What is the number of lines in the entries that contain the word "content"? Reply with that number only.

-- Opening Marker --

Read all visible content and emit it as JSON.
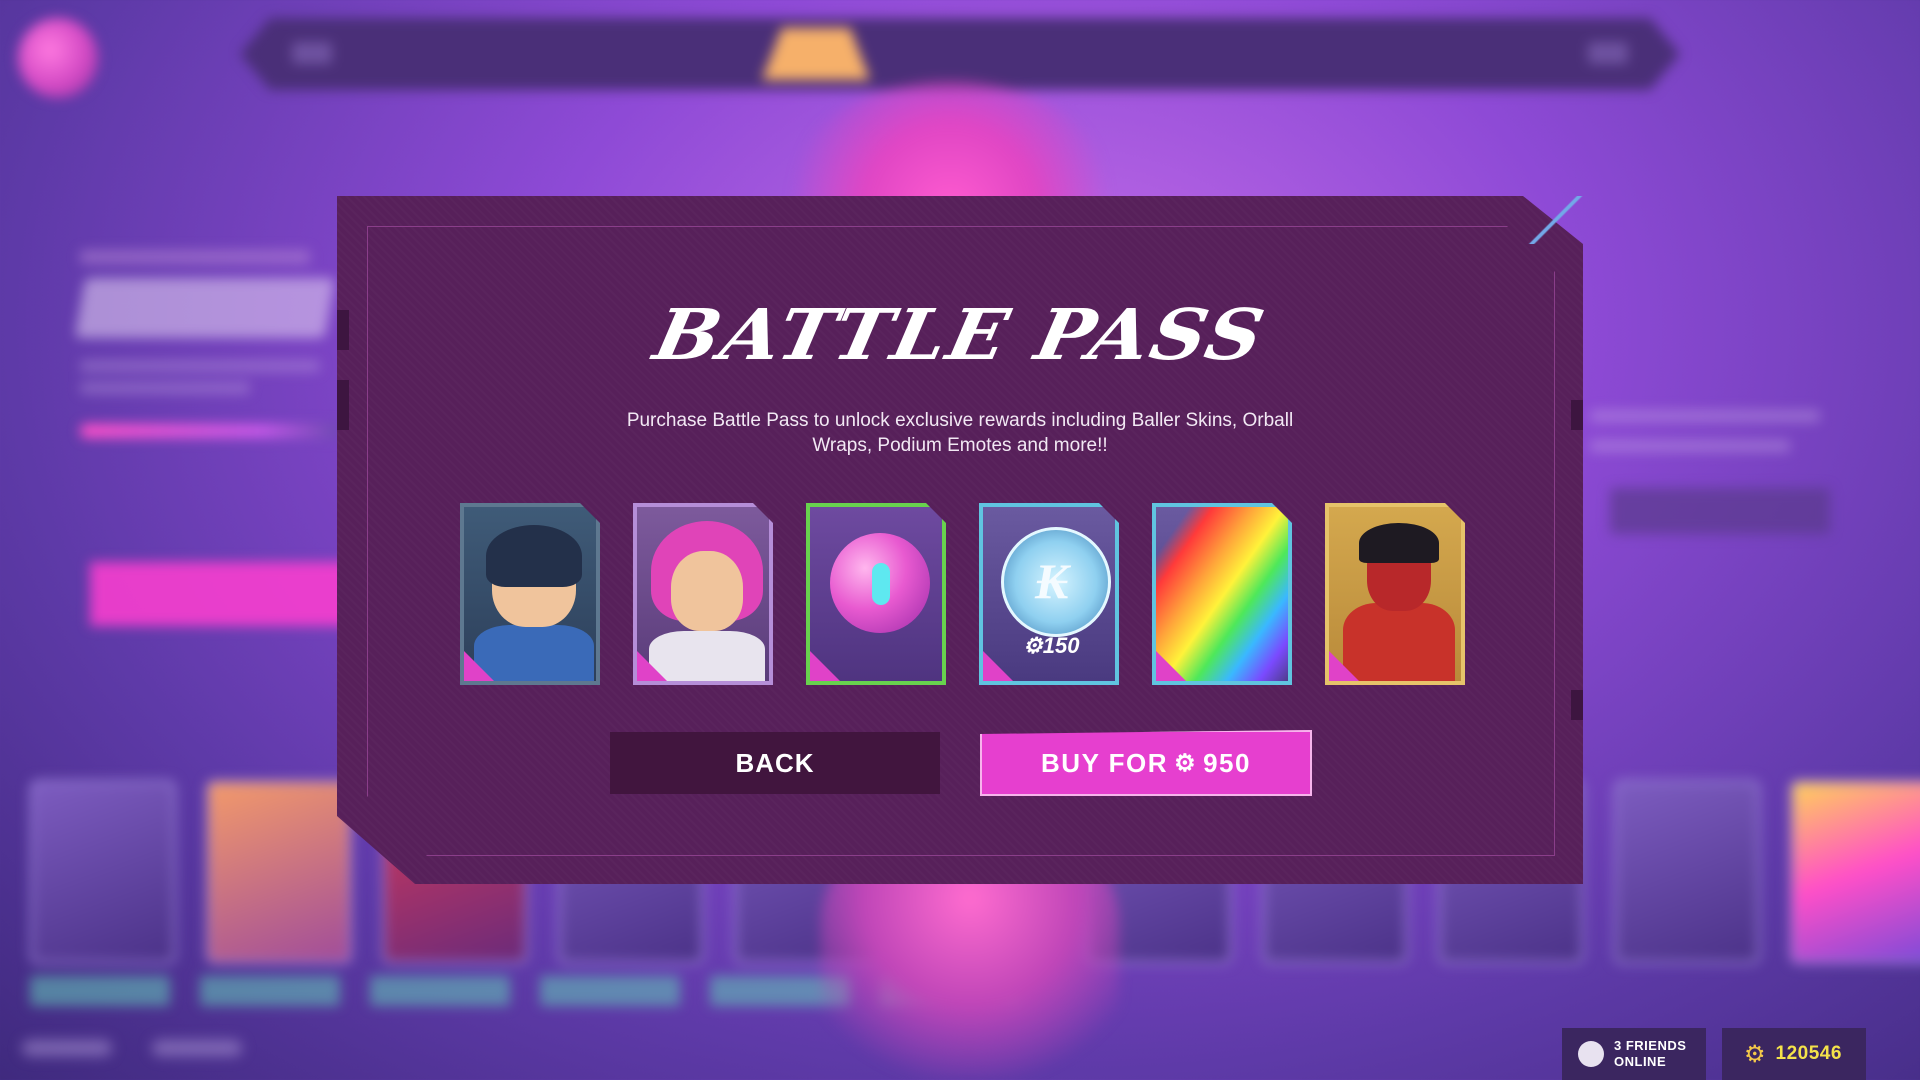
{
  "modal": {
    "title": "BATTLE PASS",
    "description": "Purchase Battle Pass to unlock exclusive rewards including Baller Skins, Orball Wraps, Podium Emotes and more!!",
    "rewards": [
      {
        "kind": "baller-skin",
        "label": ""
      },
      {
        "kind": "baller-skin",
        "label": ""
      },
      {
        "kind": "orball-wrap",
        "label": ""
      },
      {
        "kind": "currency",
        "label": "150"
      },
      {
        "kind": "trail",
        "label": ""
      },
      {
        "kind": "baller-skin",
        "label": ""
      }
    ],
    "back_label": "BACK",
    "buy_label": "BUY FOR",
    "buy_price": "950"
  },
  "footer": {
    "friends_label": "3 FRIENDS",
    "friends_sub": "ONLINE",
    "currency_amount": "120546"
  },
  "colors": {
    "accent": "#e63fcf",
    "modal_bg": "#57205a",
    "currency": "#f4e24a",
    "edge_highlight": "#73a8e8"
  }
}
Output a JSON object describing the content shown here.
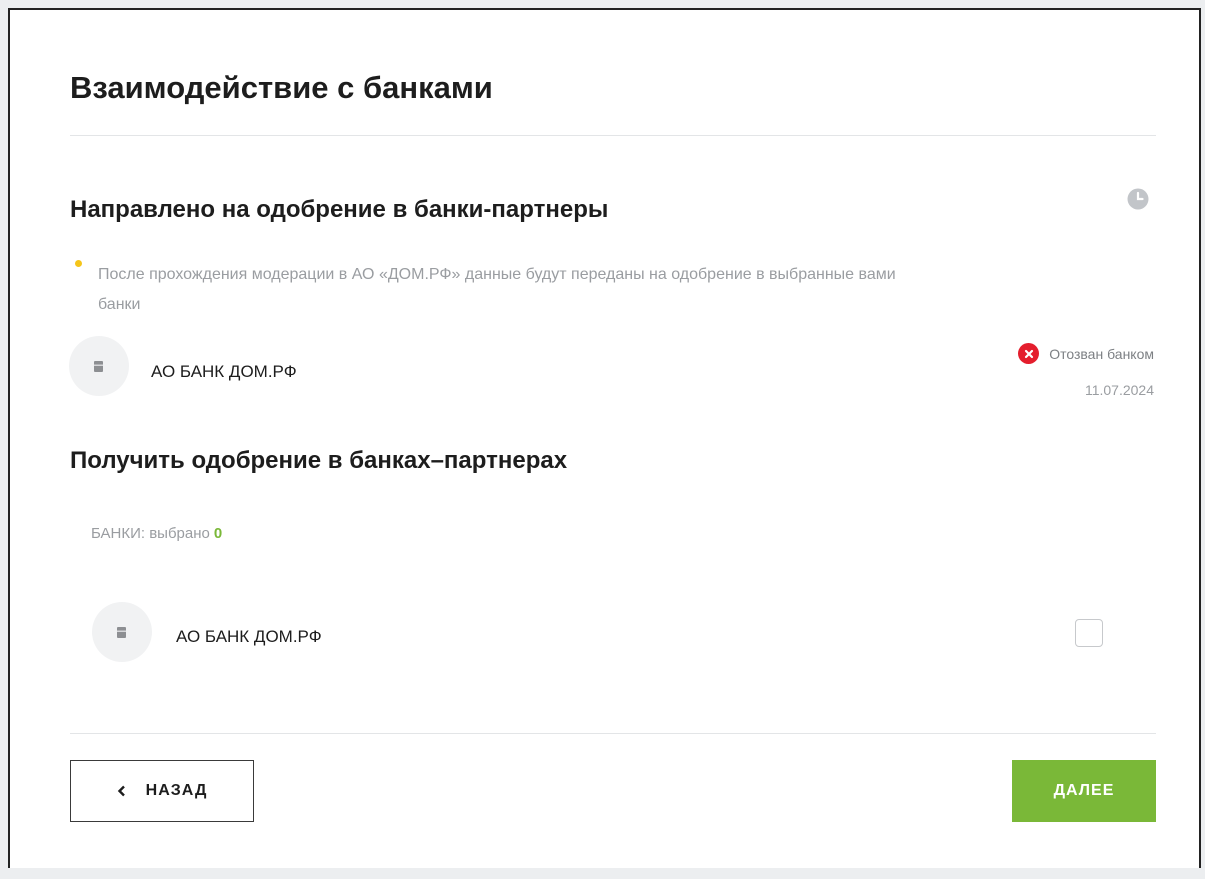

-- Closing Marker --

**Response**
2